Our Navarra project is all about family and vines – handed down through the generations and a love story between Corella and San Sebastien – the past generation. I love to say that the people I work with are like living vines – many generations have lived in these soils. In present day, Maria Cruz Garcia and her husband Carlos Aliaga run the viticulture and vinification at this independent 80-hectare farm in the Ribera Baja (since 1999). There is a lot of pride here in working “the old way,” meaning low sulphites and indigenous yeasts.
Here we have a desert climate, the lowest rainfall in Spain and a wind called “Le Cierzo,” keeping the vines free of fungus and mildew. The biggest threat is that from the butterfly, for which they employ the highly eco-friendly technique of ‘sexual confusion’ (as in many of our wines). Ribera Baja, at the southern tip of Navarra, is a river plain, essentially the basin of the Ebro. We are between Aragon and La Rioja. Here there is more Tempranillo grown than Garnacha, which is more prevalent in the north.

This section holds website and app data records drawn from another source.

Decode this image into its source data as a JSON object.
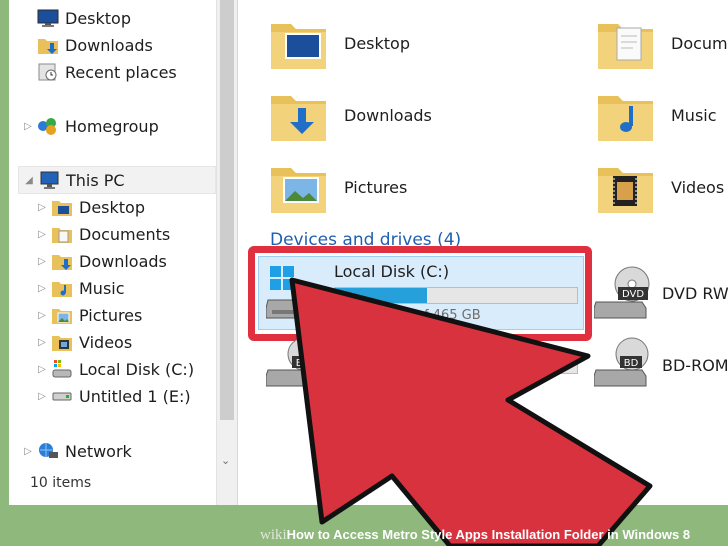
{
  "nav": {
    "items": [
      {
        "label": "Desktop"
      },
      {
        "label": "Downloads"
      },
      {
        "label": "Recent places"
      },
      {
        "label": "Homegroup"
      },
      {
        "label": "This PC"
      },
      {
        "label": "Desktop"
      },
      {
        "label": "Documents"
      },
      {
        "label": "Downloads"
      },
      {
        "label": "Music"
      },
      {
        "label": "Pictures"
      },
      {
        "label": "Videos"
      },
      {
        "label": "Local Disk (C:)"
      },
      {
        "label": "Untitled 1 (E:)"
      },
      {
        "label": "Network"
      }
    ]
  },
  "status": {
    "items_count": "10 items"
  },
  "folders": [
    {
      "label": "Desktop"
    },
    {
      "label": "Documen"
    },
    {
      "label": "Downloads"
    },
    {
      "label": "Music"
    },
    {
      "label": "Pictures"
    },
    {
      "label": "Videos"
    }
  ],
  "devices": {
    "header": "Devices and drives (4)",
    "drives": [
      {
        "label": "Local Disk (C:)",
        "free_text": "f 465 GB",
        "used_fraction": 0.38
      },
      {
        "label": "DVD RW D"
      },
      {
        "label": "BD-ROM D"
      }
    ]
  },
  "icons": {
    "folder": "folder-icon",
    "drive": "hard-drive-icon",
    "dvd": "dvd-drive-icon",
    "bd": "bd-drive-icon",
    "network": "network-icon",
    "homegroup": "homegroup-icon",
    "pc": "computer-icon",
    "arrow": "red-pointer-arrow"
  },
  "colors": {
    "highlight": "#e03040",
    "accent": "#26a0da",
    "frame": "#8fb87c"
  },
  "watermark": {
    "brand": "wiki",
    "title": "How to Access Metro Style Apps Installation Folder in Windows 8"
  }
}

I (Mary) met these lovely Spaniards in Paris at a wine fair a couple of years ago. After exploring a hundred wines from Spain and feeling lost and uninspired, I magically stumbled upon these hyper terroir-driven and real wines that finally felt like human hands were involved in the rendering of such haunting and elegant juice.